Does chatting via cell phone risk a brain tumor? Can deodorizing your underarms lead to breast cancer? Studies show that a surprising number of Americans believe these and other common but unproven claims about the causes of cancer. If you’re one of those people, you may be needlessly worrying about your health—and ignoring real cancer threats. Here are some common misconceptions and why you should stop worrying about them:
- Aspartame sweetens cancer risk. Suspicion of this artificial sweetener, marketed under brand names that include Equal and NutraSweet, began decades ago when a study of aspartame-fed rats suggested increased cancer risk. However, more recent and extensive research has refuted those findings. A 2006 study of half a million people compared people who drank aspartame-containing beverages with people who didn’t drink them. Increasing aspartame consumption didn’t lead to more lymphomas, leukemias or brain tumors in men or women.
- Antiperspirants promote breast disease. Several studies have examined ingredients in antiperspirants and deodorants, such as preservatives called parabens that mimic estrogen activity in the body. However, scientists couldn’t determine that parabens found in breast tumors came from these products or that parabens directly contributed to cancer development.
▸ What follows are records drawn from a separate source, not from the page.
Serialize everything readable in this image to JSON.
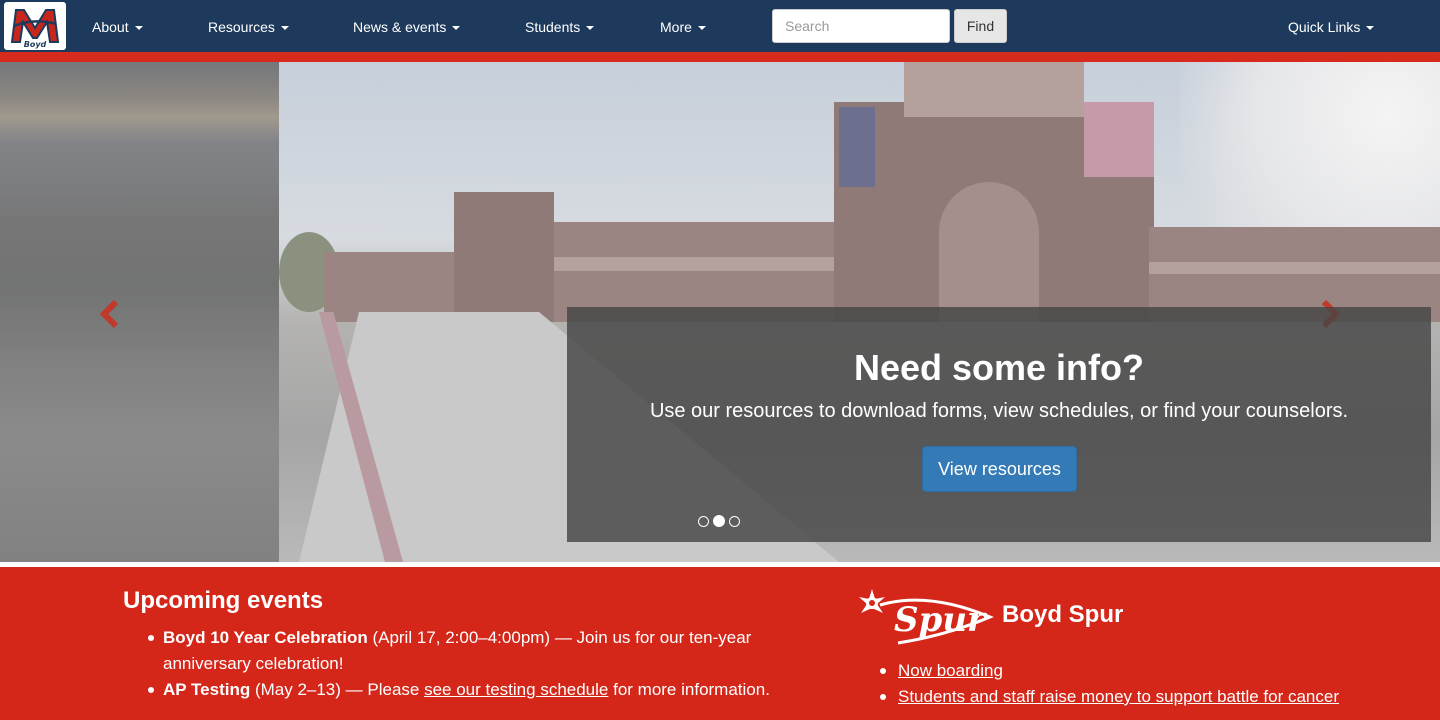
{
  "navbar": {
    "logo_text": "Boyd",
    "items": [
      {
        "label": "About"
      },
      {
        "label": "Resources"
      },
      {
        "label": "News & events"
      },
      {
        "label": "Students"
      },
      {
        "label": "More"
      }
    ],
    "search": {
      "placeholder": "Search",
      "value": ""
    },
    "find_label": "Find",
    "quick_links_label": "Quick Links"
  },
  "hero": {
    "caption_title": "Need some info?",
    "caption_text": "Use our resources to download forms, view schedules, or find your counselors.",
    "button_label": "View resources",
    "prev_icon": "chevron-left-icon",
    "next_icon": "chevron-right-icon",
    "slide_count": 3,
    "active_slide": 2
  },
  "events": {
    "title": "Upcoming events",
    "items": [
      {
        "name": "Boyd 10 Year Celebration",
        "detail": " (April 17, 2:00–4:00pm) — Join us for our ten-year anniversary celebration!"
      },
      {
        "name": "AP Testing",
        "detail_before": " (May 2–13) — Please ",
        "link": "see our testing schedule",
        "detail_after": " for more information."
      }
    ]
  },
  "spur": {
    "logo_text": "Spur",
    "title": "Boyd Spur",
    "links": [
      "Now boarding",
      "Students and staff raise money to support battle for cancer"
    ]
  },
  "colors": {
    "navbar": "#1d3a5c",
    "accent_red": "#d42619",
    "button_blue": "#337ab7"
  }
}
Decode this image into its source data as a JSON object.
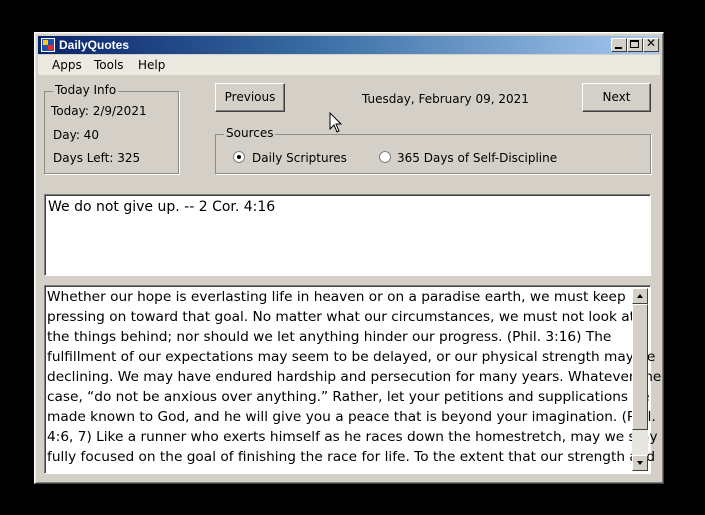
{
  "window": {
    "title": "DailyQuotes",
    "close_glyph": "✕"
  },
  "menu": {
    "items": [
      "Apps",
      "Tools",
      "Help"
    ]
  },
  "today_info": {
    "title": "Today Info",
    "today": "Today: 2/9/2021",
    "day": "Day: 40",
    "days_left": "Days Left: 325"
  },
  "nav": {
    "previous_label": "Previous",
    "next_label": "Next",
    "date": "Tuesday, February 09, 2021"
  },
  "sources": {
    "title": "Sources",
    "options": [
      {
        "label": "Daily Scriptures",
        "selected": true
      },
      {
        "label": "365 Days of Self-Discipline",
        "selected": false
      }
    ]
  },
  "quote": {
    "text": "We do not give up. -- 2 Cor. 4:16"
  },
  "body": {
    "lines": [
      "Whether our hope is everlasting life in heaven or on a paradise earth, we must keep",
      "pressing on toward that goal. No matter what our circumstances, we must not look at",
      "the things behind; nor should we let anything hinder our progress. (Phil. 3:16) The",
      "fulfillment of our expectations may seem to be delayed, or our physical strength may be",
      "declining. We may have endured hardship and persecution for many years. Whatever the",
      "case, “do not be anxious over anything.” Rather, let your petitions and supplications be",
      "made known to God, and he will give you a peace that is beyond your imagination. (Phil.",
      "4:6, 7) Like a runner who exerts himself as he races down the homestretch, may we stay",
      "fully focused on the goal of finishing the race for life. To the extent that our strength and"
    ]
  }
}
- Stress triggers cancer. Although psychological stress affects the immune system’s defense against infections and disease, researchers haven’t found that stressful life events like divorce or loss of a loved one can trigger subsequent cancer. Most cancers have been growing for years before diagnosis and predate any recent stressful event.
- Drinking from water bottles left in a car is risky. This e-mail-perpetuated myth theorizes that when plastic water bottles stored in a car become heated, diethylhexyl adipate (DEHA) leaches from the plastic to the water and causes cancer. First, DEHA is rarely present in the plastic used to make these bottles. Second, if it were, it isn’t a cancer-causing agent, according to the U.S. Environmental Protection Agency.
- Cell phones cause brain tumors. In the United States, cell-phone frequencies fall within a range that produces non-ionizing radiation, the type that doesn’t heat body tissues or damage cells. Studies haven’t shown any consistent link between cell phones and cancer, but because the technology is still new and changing, scientists urge additional research. To reduce radiation exposure, use a hands-free device to place distance between your head and the phone’s antenna.